Olympic gold may have eluded Datuk Lee Chong Wei again but he has been hailed a hero by Malaysians who rallied around their champion.
Stunned into silence when China's badminton superstar Lin Dan snatched the gold with a 21-19 score in the rubber set, they cheered themselves hoarse when Chong Wei took the podium as the silver medallist at the London 2012 Olympics.
The scene was a repeat of the Beijing 2008 Olympics when Lin Dan denied Chong Wei the gold medal as he triumphed on home ground.
Chong Wei's grief as he sank to his knees was palpably felt, especially by his elder brother Joe Lee, who cried when the 79-minute tension-filled match ended.

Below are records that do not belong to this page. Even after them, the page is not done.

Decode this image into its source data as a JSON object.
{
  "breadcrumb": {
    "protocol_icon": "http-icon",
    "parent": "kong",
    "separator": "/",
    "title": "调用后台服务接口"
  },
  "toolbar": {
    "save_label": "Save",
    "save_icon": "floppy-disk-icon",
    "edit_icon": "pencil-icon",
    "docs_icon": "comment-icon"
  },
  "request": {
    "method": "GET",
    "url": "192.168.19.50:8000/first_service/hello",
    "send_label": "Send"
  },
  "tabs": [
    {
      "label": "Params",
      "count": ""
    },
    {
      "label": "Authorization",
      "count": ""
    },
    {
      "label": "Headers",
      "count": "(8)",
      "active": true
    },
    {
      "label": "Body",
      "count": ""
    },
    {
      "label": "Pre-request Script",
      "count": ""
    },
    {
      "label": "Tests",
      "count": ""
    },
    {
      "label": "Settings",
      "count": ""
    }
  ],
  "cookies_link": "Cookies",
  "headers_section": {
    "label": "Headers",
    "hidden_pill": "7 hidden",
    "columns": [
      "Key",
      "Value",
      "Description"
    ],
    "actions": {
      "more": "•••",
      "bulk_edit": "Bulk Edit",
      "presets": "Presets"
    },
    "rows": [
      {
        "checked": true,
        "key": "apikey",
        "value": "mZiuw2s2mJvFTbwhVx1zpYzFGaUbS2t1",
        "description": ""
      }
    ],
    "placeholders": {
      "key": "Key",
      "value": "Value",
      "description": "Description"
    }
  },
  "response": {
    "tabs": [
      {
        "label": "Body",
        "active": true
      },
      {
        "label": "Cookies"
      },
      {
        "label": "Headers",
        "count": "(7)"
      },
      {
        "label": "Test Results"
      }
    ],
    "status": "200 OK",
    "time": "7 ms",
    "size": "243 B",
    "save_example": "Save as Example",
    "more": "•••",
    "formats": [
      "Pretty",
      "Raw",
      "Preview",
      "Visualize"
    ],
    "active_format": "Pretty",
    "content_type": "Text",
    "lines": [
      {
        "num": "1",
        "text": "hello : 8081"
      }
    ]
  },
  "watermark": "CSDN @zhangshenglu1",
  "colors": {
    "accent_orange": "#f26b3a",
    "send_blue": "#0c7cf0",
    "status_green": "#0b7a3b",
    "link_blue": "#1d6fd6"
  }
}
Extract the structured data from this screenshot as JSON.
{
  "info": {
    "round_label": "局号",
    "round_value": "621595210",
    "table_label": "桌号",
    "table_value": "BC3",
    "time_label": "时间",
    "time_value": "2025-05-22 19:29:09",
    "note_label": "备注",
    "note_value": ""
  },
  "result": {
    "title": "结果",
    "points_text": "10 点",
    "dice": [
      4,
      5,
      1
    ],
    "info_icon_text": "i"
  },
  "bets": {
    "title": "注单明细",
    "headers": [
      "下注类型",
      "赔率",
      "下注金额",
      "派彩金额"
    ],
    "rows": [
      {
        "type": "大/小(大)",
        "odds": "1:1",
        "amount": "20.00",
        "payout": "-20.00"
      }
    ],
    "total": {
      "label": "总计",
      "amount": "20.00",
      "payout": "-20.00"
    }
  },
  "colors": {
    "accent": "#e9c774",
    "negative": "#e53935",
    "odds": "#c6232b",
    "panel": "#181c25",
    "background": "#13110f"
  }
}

Joe, 38, said he was proud of Chong Wei's performance as the latter had worked hard to bring home Malaysia's first Olympic gold.
“For Malaysia and badminton, he has given so much, sacrificed so much. In the eyes of our family, he is always number one. I think he performed beyond our expectations,” he said at the Golden Road to London event organised by Sapporo at the Geographer Adventure Restaurant and Bistro here.
Joe, who bears a close resemblance to his famous sibling, said he spoke to Chong Wei a few days ago about the ankle injury he suffered during the Thomas Cup in May.
He said Chong Wei told him he still had to take painkillers and had trouble sleeping due to overwhelming pressure.
“I hope when he comes back to Malaysia, he will finally have a chance to rest. He has not had a chance to rest in the past few months,” he said, expressing gratitude that their mother Khor Kim Choi was in London to comfort Chong Wei.
In BUKIT MERTAJAM, Chong Wei's father Lee Ah Chai said his son had made him the proudest father in the world.
The 59-year-old watched his son bag the silver along with some 50 supporters in his hometown in Berapit here.
The group, which included Penang MCA secretary Lau Chiek Tuan, watched the showdown at the Taman Serumpun community hall.
“No Malaysian has ever won two silver medals in the Olympics.
“He still makes us proud and I wish to thank all Malaysians for their support,” he said.
Ah Chai's best friend, Paul Ng, 42, had a tough time holding back his tears.
“It was so close and he put up a good fight until the end. It must have been hard for him,” he said.